ENTRIES SHOWN:
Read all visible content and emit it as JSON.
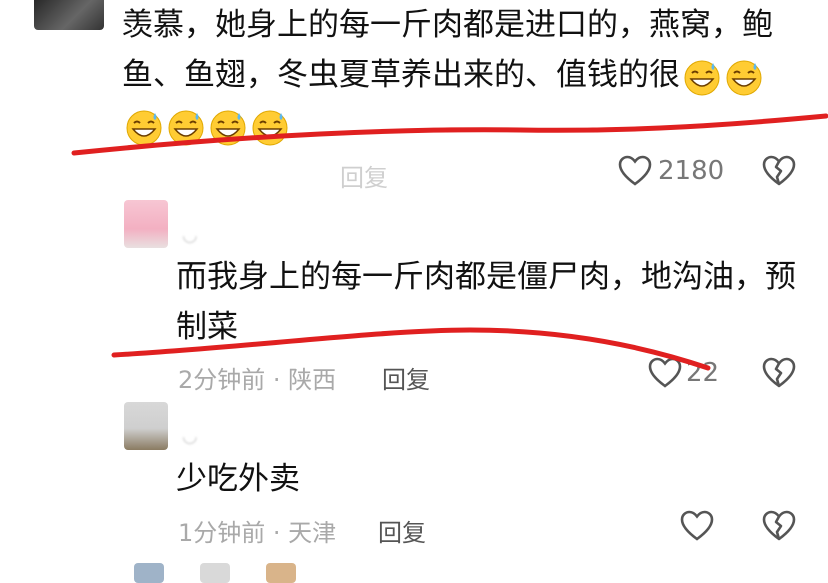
{
  "comments": [
    {
      "text": "羡慕，她身上的每一斤肉都是进口的，燕窝，鲍鱼、鱼翅，冬虫夏草养出来的、值钱的很",
      "emoji_count": 6,
      "emoji_icon": "grinning-sweat-emoji-icon",
      "reply_label": "回复",
      "like_count": "2180"
    },
    {
      "text": "而我身上的每一斤肉都是僵尸肉，地沟油，预制菜",
      "meta": "2分钟前 · 陕西",
      "reply_label": "回复",
      "like_count": "22"
    },
    {
      "text": "少吃外卖",
      "meta": "1分钟前 · 天津",
      "reply_label": "回复",
      "like_count": ""
    }
  ],
  "icons": {
    "like": "heart-outline-icon",
    "dislike": "broken-heart-icon"
  },
  "colors": {
    "annotation_red": "#e02020",
    "meta_gray": "#a9a9a9",
    "text": "#111111"
  }
}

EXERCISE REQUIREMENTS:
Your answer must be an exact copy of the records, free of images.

REPLY TO THE EXERCISE:
Read all visible content and emit it as JSON.
{
  "comments": [
    {
      "text": "羡慕，她身上的每一斤肉都是进口的，燕窝，鲍鱼、鱼翅，冬虫夏草养出来的、值钱的很",
      "emoji_count": 6,
      "emoji_icon": "grinning-sweat-emoji-icon",
      "reply_label": "回复",
      "like_count": "2180"
    },
    {
      "text": "而我身上的每一斤肉都是僵尸肉，地沟油，预制菜",
      "meta": "2分钟前 · 陕西",
      "reply_label": "回复",
      "like_count": "22"
    },
    {
      "text": "少吃外卖",
      "meta": "1分钟前 · 天津",
      "reply_label": "回复",
      "like_count": ""
    }
  ],
  "icons": {
    "like": "heart-outline-icon",
    "dislike": "broken-heart-icon"
  },
  "colors": {
    "annotation_red": "#e02020",
    "meta_gray": "#a9a9a9",
    "text": "#111111"
  }
}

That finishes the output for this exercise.